It does not look like the good harvest will do the opposition any good. Here is a party that has always proudly armed itself with the country’s economic hardships as its trusted weapon to dethrone ZANU-PF, and someone must be cursing the rain gods for their terrible timing skills.
Equally celebrated as an unabated weapon against ZANU-PF are the biting cash shortages. Frankly any opposition worth the name will try and take advantage of any governing shortcomings on the part of the incumbent government.
However, finger pointing without offering viable options will not necessarily make the opposition the preferred alternative. That is the problem with our opposition. If our opposition could follow through the Bond policy, point out where it is failing, suggest ways to make it succeed, condemn its sabotage if any is perceived to be happening, there are good chances that many people would take the opposition more seriously than when all the opposition politicians do is to deride and ridicule the policy with glamorous political superlatives.
Dr Joice Mujuru has done great harm to her great name, and I sincerely hope an opportunity to revive her legacy will come during her lifetime. She is not going to win anything in 2018, and it is safe to predict that her party might come out completely empty-handed. This is not because she has become a small player in the political affairs of this country.
Rather it is because she has chosen to be frustrated into political oblivion. She has been pushed by the storms within ZANU-PF in a way she never imagined could happen to a person of her calibre. Instead of standing and waiting until sanity restores her dignity, she allowed the madness to reveal her weakness.
From inside that celebrated liberation war hero came a frustrated woman doing the bidding of an equally frustrated bunch of hopeless men — the likes of the now miserable Didymus Mutasa, my father of choice, and Rugare Gumbo my uncle by descend. Now even little known confused idiots can easily drag along Amai Mujuru into making a fool of herself at ill planned rallies that are a pale shadow of the limelight that ZANU-PF has always given her over the years.
Who on earth would ever have thought that those two street fighters that were knocking each other’s knee-caps for no apparent reason would engage in that despicable behaviour in the name of a party led by such a revered liberation war fighter like Cde Teurai Ropa?

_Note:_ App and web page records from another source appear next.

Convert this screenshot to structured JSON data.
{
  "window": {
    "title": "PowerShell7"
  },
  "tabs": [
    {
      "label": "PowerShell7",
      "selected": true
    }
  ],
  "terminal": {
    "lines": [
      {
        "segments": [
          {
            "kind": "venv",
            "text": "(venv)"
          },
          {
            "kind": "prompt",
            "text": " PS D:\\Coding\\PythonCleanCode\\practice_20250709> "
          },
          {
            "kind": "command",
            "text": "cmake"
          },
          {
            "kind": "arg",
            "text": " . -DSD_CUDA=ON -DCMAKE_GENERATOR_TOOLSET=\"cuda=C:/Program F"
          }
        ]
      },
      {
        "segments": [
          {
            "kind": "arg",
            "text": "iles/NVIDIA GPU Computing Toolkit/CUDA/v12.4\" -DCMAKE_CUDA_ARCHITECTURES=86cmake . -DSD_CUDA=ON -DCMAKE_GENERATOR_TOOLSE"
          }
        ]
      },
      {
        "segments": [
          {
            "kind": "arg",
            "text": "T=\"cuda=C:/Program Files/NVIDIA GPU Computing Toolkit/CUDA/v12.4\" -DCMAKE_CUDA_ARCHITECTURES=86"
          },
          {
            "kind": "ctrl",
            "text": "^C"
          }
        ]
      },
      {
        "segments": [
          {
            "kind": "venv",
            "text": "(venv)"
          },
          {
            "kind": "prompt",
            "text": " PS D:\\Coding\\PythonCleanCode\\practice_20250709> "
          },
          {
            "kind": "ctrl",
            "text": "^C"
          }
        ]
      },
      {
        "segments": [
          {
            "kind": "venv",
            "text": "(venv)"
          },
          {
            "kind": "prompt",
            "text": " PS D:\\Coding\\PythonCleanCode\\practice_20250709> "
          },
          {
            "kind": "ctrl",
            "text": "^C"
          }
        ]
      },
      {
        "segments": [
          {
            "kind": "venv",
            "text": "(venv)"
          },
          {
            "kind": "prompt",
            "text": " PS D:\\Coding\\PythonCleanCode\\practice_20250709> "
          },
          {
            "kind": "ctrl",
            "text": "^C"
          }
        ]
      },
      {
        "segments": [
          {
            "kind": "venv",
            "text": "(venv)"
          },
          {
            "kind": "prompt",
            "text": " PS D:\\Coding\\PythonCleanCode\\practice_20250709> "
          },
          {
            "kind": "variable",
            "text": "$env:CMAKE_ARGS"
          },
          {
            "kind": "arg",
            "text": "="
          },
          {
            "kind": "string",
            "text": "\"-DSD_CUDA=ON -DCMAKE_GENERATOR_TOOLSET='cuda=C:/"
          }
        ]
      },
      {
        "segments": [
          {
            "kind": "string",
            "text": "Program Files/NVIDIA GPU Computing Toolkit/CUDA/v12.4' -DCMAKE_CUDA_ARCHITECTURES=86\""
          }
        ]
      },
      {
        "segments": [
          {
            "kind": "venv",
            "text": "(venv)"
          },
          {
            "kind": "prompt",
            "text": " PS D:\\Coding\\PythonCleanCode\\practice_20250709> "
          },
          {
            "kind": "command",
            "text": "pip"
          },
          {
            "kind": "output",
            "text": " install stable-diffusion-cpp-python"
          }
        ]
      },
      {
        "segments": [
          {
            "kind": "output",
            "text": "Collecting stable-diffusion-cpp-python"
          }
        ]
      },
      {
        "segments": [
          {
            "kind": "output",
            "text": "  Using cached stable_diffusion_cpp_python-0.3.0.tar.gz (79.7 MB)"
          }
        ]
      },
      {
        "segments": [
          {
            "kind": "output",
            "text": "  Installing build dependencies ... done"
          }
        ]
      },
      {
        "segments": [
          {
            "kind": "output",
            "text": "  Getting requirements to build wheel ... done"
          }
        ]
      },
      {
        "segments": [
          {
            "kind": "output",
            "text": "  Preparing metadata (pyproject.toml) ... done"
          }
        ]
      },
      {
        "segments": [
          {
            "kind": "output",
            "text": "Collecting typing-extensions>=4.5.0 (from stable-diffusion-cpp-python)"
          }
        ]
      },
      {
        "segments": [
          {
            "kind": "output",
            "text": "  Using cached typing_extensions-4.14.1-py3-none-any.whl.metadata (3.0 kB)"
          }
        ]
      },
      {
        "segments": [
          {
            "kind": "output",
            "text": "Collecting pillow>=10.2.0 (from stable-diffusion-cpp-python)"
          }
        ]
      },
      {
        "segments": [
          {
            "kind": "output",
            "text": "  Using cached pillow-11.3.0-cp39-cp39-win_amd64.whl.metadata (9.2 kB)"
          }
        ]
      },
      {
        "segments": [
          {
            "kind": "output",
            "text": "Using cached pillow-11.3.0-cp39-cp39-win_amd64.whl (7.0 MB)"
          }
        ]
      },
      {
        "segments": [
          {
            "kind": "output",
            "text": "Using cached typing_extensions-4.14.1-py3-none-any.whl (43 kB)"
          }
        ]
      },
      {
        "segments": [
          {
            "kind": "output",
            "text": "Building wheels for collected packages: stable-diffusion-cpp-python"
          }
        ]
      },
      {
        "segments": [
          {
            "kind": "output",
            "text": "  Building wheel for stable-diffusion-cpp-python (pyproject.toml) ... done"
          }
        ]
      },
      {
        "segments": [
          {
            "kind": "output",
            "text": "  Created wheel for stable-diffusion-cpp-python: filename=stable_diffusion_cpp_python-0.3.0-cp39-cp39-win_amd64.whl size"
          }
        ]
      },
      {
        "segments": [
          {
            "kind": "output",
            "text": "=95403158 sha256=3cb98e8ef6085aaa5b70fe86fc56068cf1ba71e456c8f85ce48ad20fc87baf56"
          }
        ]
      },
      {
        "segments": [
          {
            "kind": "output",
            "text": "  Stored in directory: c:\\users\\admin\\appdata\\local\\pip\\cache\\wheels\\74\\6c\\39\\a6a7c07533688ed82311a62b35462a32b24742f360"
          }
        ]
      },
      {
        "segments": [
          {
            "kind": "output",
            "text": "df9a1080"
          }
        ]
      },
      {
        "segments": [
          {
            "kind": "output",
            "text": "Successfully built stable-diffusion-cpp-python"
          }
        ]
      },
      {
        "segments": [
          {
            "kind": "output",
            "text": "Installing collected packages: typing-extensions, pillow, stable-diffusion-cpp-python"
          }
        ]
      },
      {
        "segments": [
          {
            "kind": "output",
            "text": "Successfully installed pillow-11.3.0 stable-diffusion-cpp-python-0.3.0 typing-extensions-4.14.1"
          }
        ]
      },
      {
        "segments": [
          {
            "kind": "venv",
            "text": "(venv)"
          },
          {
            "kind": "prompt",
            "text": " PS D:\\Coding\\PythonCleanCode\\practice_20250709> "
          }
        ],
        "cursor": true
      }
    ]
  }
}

As for characters like Tendai Biti, Welshman Ncube, Simba Makoni, and Elton Mangoma it appears to me that they are enlightened and intellectualised enough to realise the foolishness of wasting time in something whose only perceivable outcome is humiliation.
Coalition or lack of it, these gentlemen must understand that their time in Zimbabwean politics is simply over — at least as leaders of political parties. All of them bred midget political outfits whose only possible growth is shrinking in size, like what happens to all ageing and dying animals. The species to which the parties of these fine gentlemen belong simply does not grow in politics, and that cannot be helped.
I read on social media some people pleading with ZANU-PF supporters to do something about “sparing us your leader” in 2018. That alone is an indication that the political future of Zimbabwe still firmly lies in the hands of ZANU-PF.
Barring a drastic change of political trends, itself very unlikely even in the event of earth-shattering eventualities, it is simply not academically prudent to make a reasonable election prediction that excludes a victory for ZANU-PF.
The only plausible way for doing that would be from a propaganda approach, and I do realise there are politicians doing a splendid job sloganeering themselves happy about a perceived annihilation of ZANU-PF.